Problem description>
Lines below containing the word "Desk" should be copied out.

· · ·

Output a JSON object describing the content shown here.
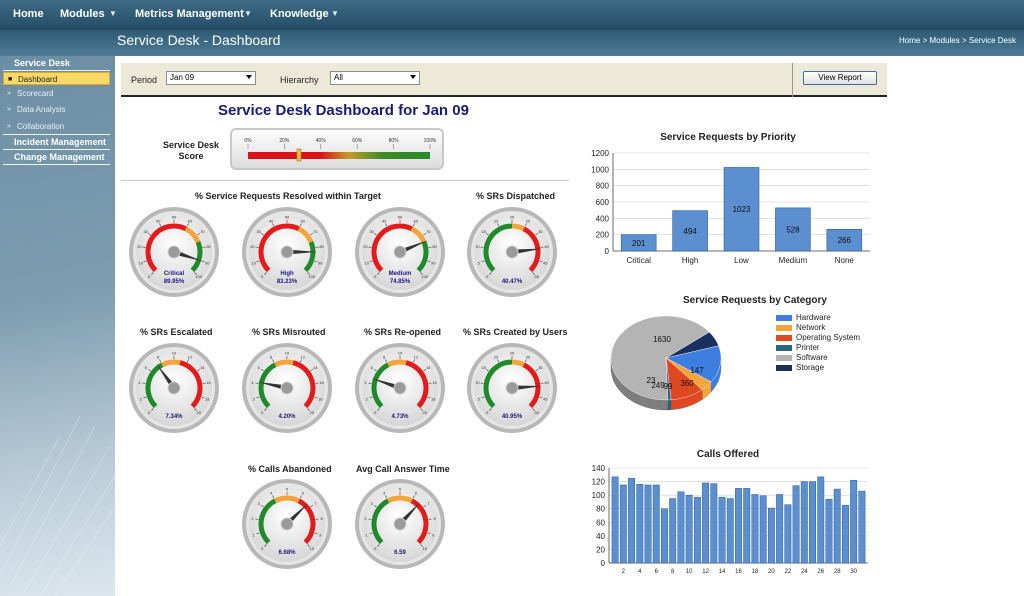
{
  "nav": {
    "items": [
      {
        "label": "Home",
        "caret": false
      },
      {
        "label": "Modules",
        "caret": true
      },
      {
        "label": "Metrics Management",
        "caret": true
      },
      {
        "label": "Knowledge",
        "caret": true
      }
    ]
  },
  "header": {
    "title": "Service Desk - Dashboard",
    "breadcrumb": [
      "Home",
      "Modules",
      "Service Desk"
    ],
    "breadcrumb_sep": ">"
  },
  "sidebar": {
    "section": "Service Desk",
    "items": [
      {
        "label": "Dashboard",
        "active": true
      },
      {
        "label": "Scorecard",
        "active": false
      },
      {
        "label": "Data Analysis",
        "active": false
      },
      {
        "label": "Collaboration",
        "active": false
      }
    ],
    "sections2": [
      "Incident Management",
      "Change Management"
    ]
  },
  "filters": {
    "period_label": "Period",
    "period_value": "Jan 09",
    "hierarchy_label": "Hierarchy",
    "hierarchy_value": "All",
    "view_button": "View Report"
  },
  "dashboard": {
    "title": "Service Desk Dashboard for Jan 09",
    "score_label": "Service Desk Score",
    "score_ticks": [
      "0%",
      "20%",
      "40%",
      "60%",
      "80%",
      "100%"
    ],
    "score_value": 0.28
  },
  "gauges": {
    "group_title": "% Service Requests Resolved within Target",
    "items": [
      {
        "name": "critical",
        "title": "",
        "cap1": "Critical",
        "cap2": "89.95%",
        "value": 89.95,
        "scale": "pct_high_good"
      },
      {
        "name": "high",
        "title": "",
        "cap1": "High",
        "cap2": "83.23%",
        "value": 83.23,
        "scale": "pct_high_good"
      },
      {
        "name": "medium",
        "title": "",
        "cap1": "Medium",
        "cap2": "74.85%",
        "value": 74.85,
        "scale": "pct_high_good"
      },
      {
        "name": "dispatched",
        "title": "% SRs Dispatched",
        "cap1": "",
        "cap2": "40.47%",
        "value": 40.47,
        "scale": "fifty_high_good"
      },
      {
        "name": "escalated",
        "title": "% SRs Escalated",
        "cap1": "",
        "cap2": "7.34%",
        "value": 7.34,
        "scale": "twenty_low_good"
      },
      {
        "name": "misrouted",
        "title": "% SRs Misrouted",
        "cap1": "",
        "cap2": "4.20%",
        "value": 4.2,
        "scale": "twenty_low_good"
      },
      {
        "name": "reopened",
        "title": "% SRs Re-opened",
        "cap1": "",
        "cap2": "4.73%",
        "value": 4.73,
        "scale": "twenty_low_good"
      },
      {
        "name": "created-by-users",
        "title": "% SRs Created by Users",
        "cap1": "",
        "cap2": "40.95%",
        "value": 40.95,
        "scale": "fifty_high_good"
      },
      {
        "name": "calls-abandoned",
        "title": "% Calls Abandoned",
        "cap1": "",
        "cap2": "6.68%",
        "value": 6.68,
        "scale": "ten_low_good"
      },
      {
        "name": "avg-answer-time",
        "title": "Avg Call Answer Time",
        "cap1": "",
        "cap2": "6.59",
        "value": 6.59,
        "scale": "ten_low_good"
      }
    ],
    "scales": {
      "pct_high_good": {
        "min": 0,
        "max": 100,
        "ticks": [
          "0",
          "10",
          "20",
          "30",
          "40",
          "50",
          "60",
          "70",
          "80",
          "90",
          "100"
        ],
        "bands": [
          {
            "from": 0,
            "to": 60,
            "color": "#e41b1b"
          },
          {
            "from": 60,
            "to": 75,
            "color": "#f3a43a"
          },
          {
            "from": 75,
            "to": 100,
            "color": "#1f8a2a"
          }
        ]
      },
      "fifty_high_good": {
        "min": 0,
        "max": 50,
        "ticks": [
          "0",
          "5",
          "10",
          "15",
          "20",
          "25",
          "30",
          "35",
          "40",
          "45",
          "50"
        ],
        "bands": [
          {
            "from": 0,
            "to": 25,
            "color": "#1f8a2a"
          },
          {
            "from": 25,
            "to": 30,
            "color": "#f3a43a"
          },
          {
            "from": 30,
            "to": 50,
            "color": "#e41b1b"
          }
        ]
      },
      "twenty_low_good": {
        "min": 0,
        "max": 20,
        "ticks": [
          "0",
          "2",
          "4",
          "6",
          "8",
          "10",
          "12",
          "14",
          "16",
          "18",
          "20"
        ],
        "bands": [
          {
            "from": 0,
            "to": 8,
            "color": "#1f8a2a"
          },
          {
            "from": 8,
            "to": 11,
            "color": "#f3a43a"
          },
          {
            "from": 11,
            "to": 20,
            "color": "#e41b1b"
          }
        ]
      },
      "ten_low_good": {
        "min": 0,
        "max": 10,
        "ticks": [
          "0",
          "1",
          "2",
          "3",
          "4",
          "5",
          "6",
          "7",
          "8",
          "9",
          "10"
        ],
        "bands": [
          {
            "from": 0,
            "to": 4,
            "color": "#1f8a2a"
          },
          {
            "from": 4,
            "to": 6,
            "color": "#f3a43a"
          },
          {
            "from": 6,
            "to": 10,
            "color": "#e41b1b"
          }
        ]
      }
    }
  },
  "chart_data": [
    {
      "type": "bar",
      "title": "Service Requests by Priority",
      "categories": [
        "Critical",
        "High",
        "Low",
        "Medium",
        "None"
      ],
      "values": [
        201,
        494,
        1023,
        528,
        266
      ],
      "data_labels": [
        "201",
        "494",
        "1023",
        "528",
        "266"
      ],
      "ylim": [
        0,
        1200
      ],
      "yticks": [
        "0",
        "200",
        "400",
        "600",
        "800",
        "1000",
        "1200"
      ],
      "grid": true,
      "color": "#5b8fd0"
    },
    {
      "type": "pie",
      "title": "Service Requests by Category",
      "categories": [
        "Hardware",
        "Network",
        "Operating System",
        "Printer",
        "Software",
        "Storage"
      ],
      "values": [
        360,
        99,
        249,
        23,
        1630,
        147
      ],
      "data_labels": [
        "360",
        "99",
        "249",
        "23",
        "1630",
        "147"
      ],
      "colors": [
        "#3d7fe0",
        "#f3a43a",
        "#e04820",
        "#2a6384",
        "#b4b4b4",
        "#1a2f5e"
      ],
      "legend": "right"
    },
    {
      "type": "bar",
      "title": "Calls Offered",
      "categories": [
        1,
        2,
        3,
        4,
        5,
        6,
        7,
        8,
        9,
        10,
        11,
        12,
        13,
        14,
        15,
        16,
        17,
        18,
        19,
        20,
        21,
        22,
        23,
        24,
        25,
        26,
        27,
        28,
        29,
        30,
        31
      ],
      "values": [
        127,
        115,
        125,
        116,
        115,
        115,
        80,
        95,
        105,
        100,
        97,
        118,
        117,
        97,
        95,
        110,
        110,
        101,
        99,
        81,
        101,
        86,
        114,
        120,
        120,
        127,
        94,
        109,
        85,
        122,
        106
      ],
      "ylim": [
        0,
        140
      ],
      "yticks": [
        "0",
        "20",
        "40",
        "60",
        "80",
        "100",
        "120",
        "140"
      ],
      "xticks": [
        "2",
        "4",
        "6",
        "8",
        "10",
        "12",
        "14",
        "16",
        "18",
        "20",
        "22",
        "24",
        "26",
        "28",
        "30"
      ],
      "grid": true,
      "color": "#5b8fd0"
    }
  ]
}
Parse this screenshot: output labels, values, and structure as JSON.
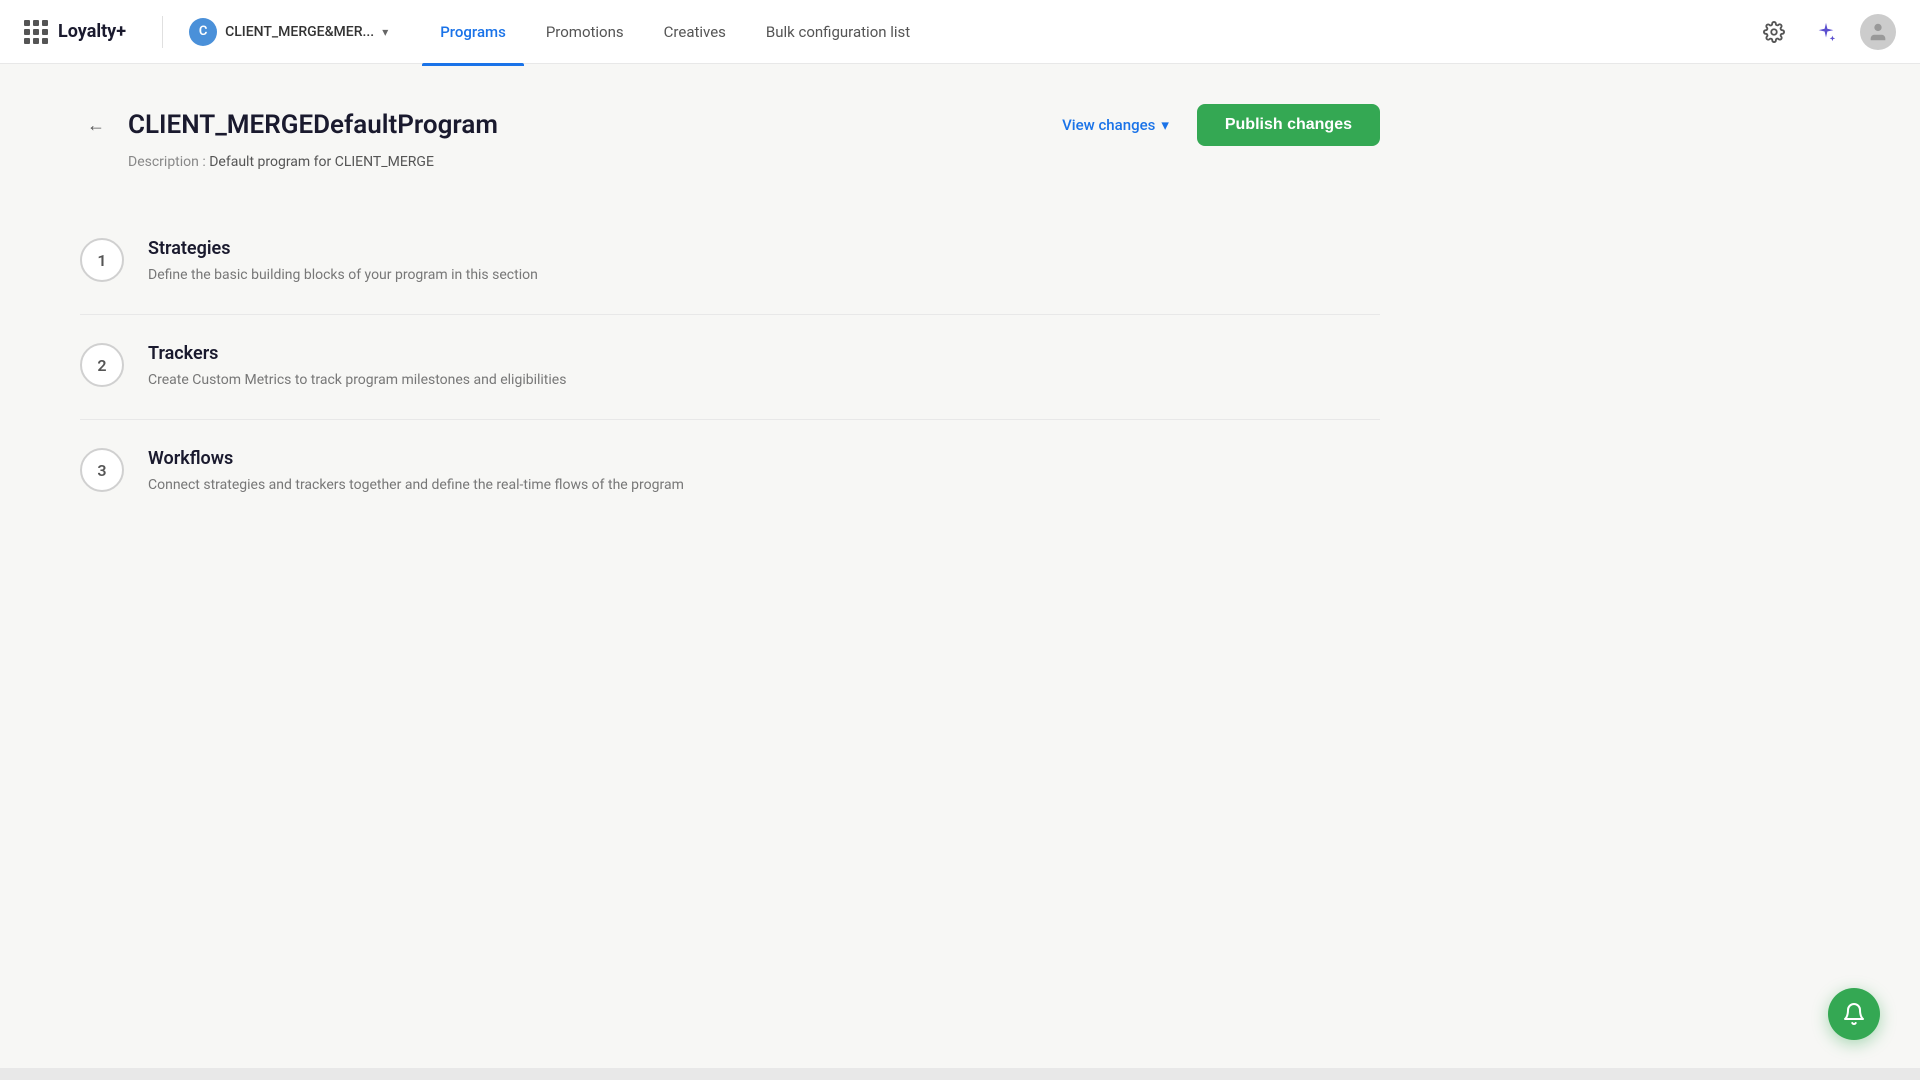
{
  "brand": {
    "name": "Loyalty+"
  },
  "client": {
    "initial": "C",
    "name": "CLIENT_MERGE&MER...",
    "avatar_color": "#4a90d9"
  },
  "nav": {
    "links": [
      {
        "label": "Programs",
        "active": true
      },
      {
        "label": "Promotions",
        "active": false
      },
      {
        "label": "Creatives",
        "active": false
      },
      {
        "label": "Bulk configuration list",
        "active": false
      }
    ]
  },
  "page": {
    "title": "CLIENT_MERGEDefaultProgram",
    "description_label": "Description :",
    "description_value": "Default program for CLIENT_MERGE"
  },
  "actions": {
    "view_changes": "View changes",
    "publish_changes": "Publish changes"
  },
  "sections": [
    {
      "number": "1",
      "title": "Strategies",
      "description": "Define the basic building blocks of your program in this section"
    },
    {
      "number": "2",
      "title": "Trackers",
      "description": "Create Custom Metrics to track program milestones and eligibilities"
    },
    {
      "number": "3",
      "title": "Workflows",
      "description": "Connect strategies and trackers together and define the real-time flows of the program"
    }
  ]
}
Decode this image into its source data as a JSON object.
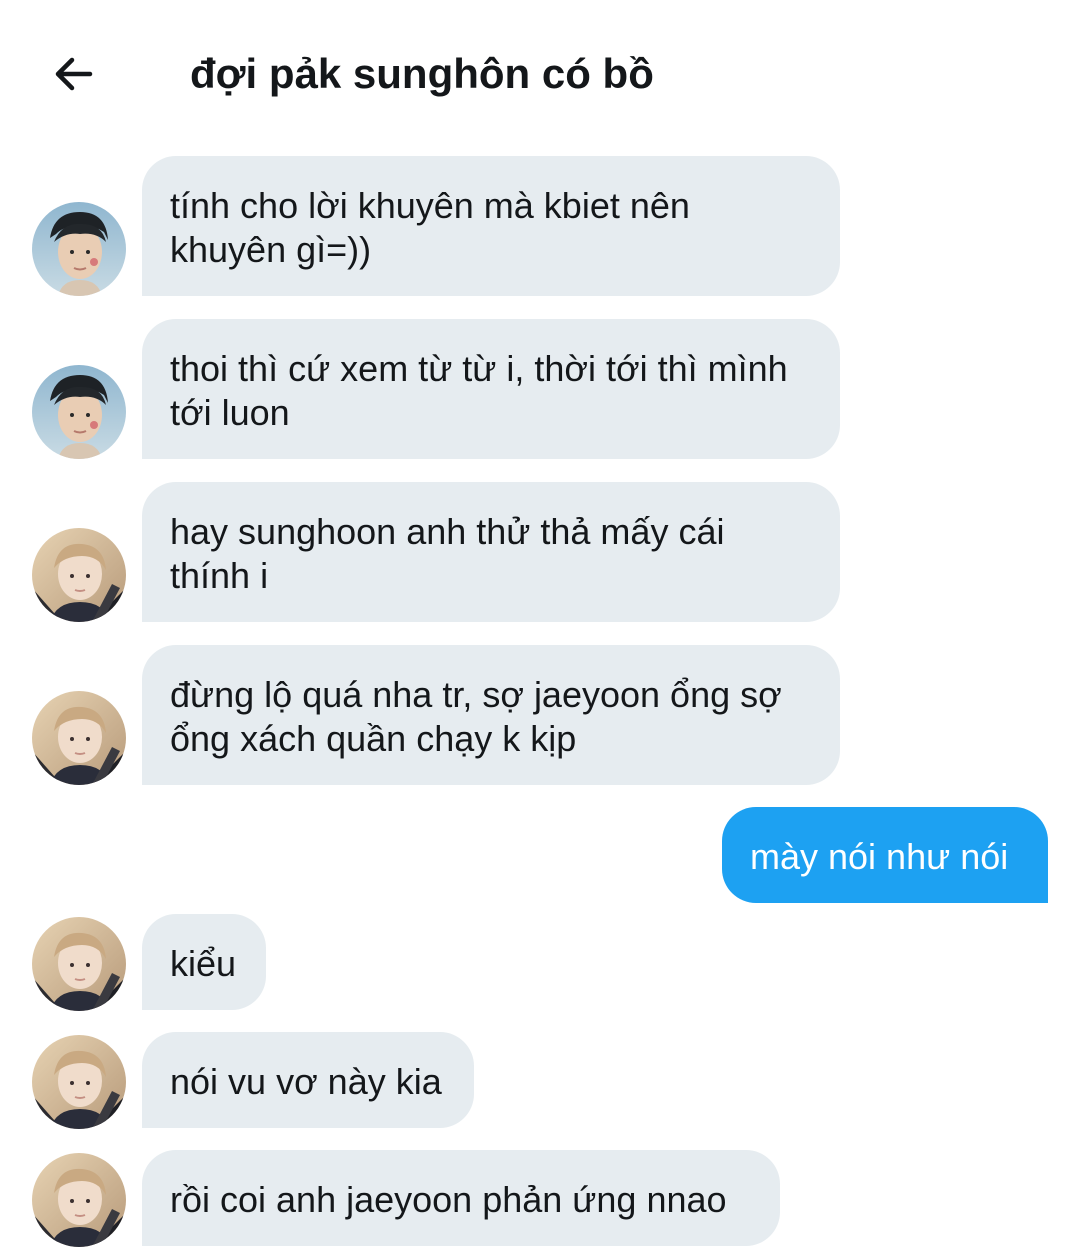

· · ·

Written reply>
    "title": "Service Desk - Dashboard",
      "Service Desk"
    "section": "Service Desk",
    "title": "Service Desk Dashboard for Jan 09",
    "score_label": "Service Desk Score",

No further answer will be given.